The current regime of laws about marijuana has started to generate new hard cases: those involving employers who take adverse action against their employees for using marijuana to treat severe medical conditions where medical marijuana has become legal under the laws of several states. Many people are now in a seemingly indeterminate legal situation–under state law they can legally use marijuana, but under federal law their employers are free to test them for marijuana and punish them for having used it.
This conflict within the law is real. In states that have legalized medical marijuana, most companies continue to maintain strict anti-drug policies and subject employees to drug testing. Most of the new state laws legalizing medical marijuana have been silent on these questions, in effect allowing employers to punish employees, or refuse to hire them, for legal behavior that is unrelated to their jobs.
One prominent case shows how courts have typically reasoned about these issues. In Casias v. Wal-Mart Stores, Inc., et al., the Federal Court for the Western District of Michigan ruled that, contrary to the Plaintiff’s claim, the relevant state law, the Michigan Medical Marihuana Act (“MMMA”) “addresses potential adverse action by the state; it does not regulate private employment. Accordingly, his claims must be dismissed.” “Under Plaintiff’s theory,” the Court states, “no private employer in Michigan could take any action against an employee based on an employee’s use of medical marijuana. This would create a new protected employee class in Michigan and mark a radical departure from the general rule of at-will employment in Michigan.”
Other courts have reasoned in much the same way. For example, a Colorado Court of Appeals in Beinor v. Industrial Claim Appeals Office concluded that (1) the medical use of marijuana by an employee holding a registry identification card under state constitutional medical marijuana amendment does not constitute the use of “medically prescribed controlled substances” under statute governing disqualification from unemployment compensation benefits; (2) medical marijuana amendment does not give medical marijuana users the unfettered right to violate employers’ policies and practices regarding use of controlled substances; (3) use of medical marijuana was prohibited under employer’s zero-tolerance drug policy prohibiting “illegal drugs”; and (4) evidence supported finding that employee violated employer’s zero-tolerance drug policy.
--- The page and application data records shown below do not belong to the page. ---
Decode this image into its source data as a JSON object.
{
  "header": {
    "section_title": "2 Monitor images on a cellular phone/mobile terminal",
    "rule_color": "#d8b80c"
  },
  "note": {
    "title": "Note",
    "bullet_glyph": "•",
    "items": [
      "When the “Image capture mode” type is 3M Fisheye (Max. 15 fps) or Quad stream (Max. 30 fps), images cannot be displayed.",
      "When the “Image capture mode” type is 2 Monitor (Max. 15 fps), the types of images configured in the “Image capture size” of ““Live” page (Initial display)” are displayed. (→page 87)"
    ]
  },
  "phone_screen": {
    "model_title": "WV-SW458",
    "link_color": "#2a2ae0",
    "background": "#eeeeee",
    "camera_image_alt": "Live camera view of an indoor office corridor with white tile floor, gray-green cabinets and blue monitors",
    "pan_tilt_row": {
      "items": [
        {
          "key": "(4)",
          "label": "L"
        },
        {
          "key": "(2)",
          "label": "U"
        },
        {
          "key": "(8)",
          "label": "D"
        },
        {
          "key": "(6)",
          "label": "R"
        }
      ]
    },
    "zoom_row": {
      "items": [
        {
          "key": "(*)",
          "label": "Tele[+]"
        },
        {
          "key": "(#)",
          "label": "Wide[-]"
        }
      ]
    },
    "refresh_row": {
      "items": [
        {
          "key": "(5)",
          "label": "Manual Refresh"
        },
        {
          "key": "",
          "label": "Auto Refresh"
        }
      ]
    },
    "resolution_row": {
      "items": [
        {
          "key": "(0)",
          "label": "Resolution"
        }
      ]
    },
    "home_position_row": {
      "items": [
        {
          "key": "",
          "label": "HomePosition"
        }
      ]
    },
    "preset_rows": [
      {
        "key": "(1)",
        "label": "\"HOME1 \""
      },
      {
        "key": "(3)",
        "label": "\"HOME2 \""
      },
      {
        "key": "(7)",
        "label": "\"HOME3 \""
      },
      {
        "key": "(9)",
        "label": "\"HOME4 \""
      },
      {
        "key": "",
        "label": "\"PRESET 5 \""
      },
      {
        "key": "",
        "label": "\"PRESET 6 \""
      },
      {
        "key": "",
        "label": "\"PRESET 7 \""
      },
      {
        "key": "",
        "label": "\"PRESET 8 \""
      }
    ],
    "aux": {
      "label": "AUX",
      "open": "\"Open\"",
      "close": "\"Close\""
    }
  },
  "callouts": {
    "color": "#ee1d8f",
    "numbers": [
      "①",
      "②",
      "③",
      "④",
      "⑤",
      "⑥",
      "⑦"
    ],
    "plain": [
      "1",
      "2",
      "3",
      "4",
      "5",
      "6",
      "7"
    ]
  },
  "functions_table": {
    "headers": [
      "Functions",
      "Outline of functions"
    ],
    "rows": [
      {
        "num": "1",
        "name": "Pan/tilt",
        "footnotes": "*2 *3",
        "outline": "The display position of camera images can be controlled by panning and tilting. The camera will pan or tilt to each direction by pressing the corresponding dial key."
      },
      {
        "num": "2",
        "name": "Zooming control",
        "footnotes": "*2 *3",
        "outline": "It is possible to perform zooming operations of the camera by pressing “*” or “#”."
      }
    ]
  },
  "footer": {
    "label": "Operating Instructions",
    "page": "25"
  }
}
On June 18, 2014, a Physician Assistant in Albuquerque, NM sued her former employer, Presbyterian Healthcare Services (“Presbyterian”), for violating the New Mexico Human Rights Act by firing her for using physician-prescribed marijuana and thereby failing to accommodate her medical condition. The Plaintiff in that case is a veteran who was diagnosed with post-traumatic stress disorder (PTSD) resulting from a sexual assault, and had been prescribed marijuana as part of her treatment. Asked about the case, representatives of Presbyterian have affirmed the company’s commitment to maintaining a “drug free workplace.” Based on recently-developed precedent, I think we know how this case is likely to end up.
New York’s medical marijuana law defines all legal marijuana users as disabled, and thus entitled to certain protections from their employers, but how much protection this will actually provide to workers is far from clear. As in other states, New York’s policy will be worked out through a costly, painful, and avoidable process.
Inconsistency and indeterminacy are the enemies of a legal system like ours. We should fix this problem at the federal level.
If you believe your employer has discriminated against you because of a disability or medical condition please contact The Harman Firm, LLP.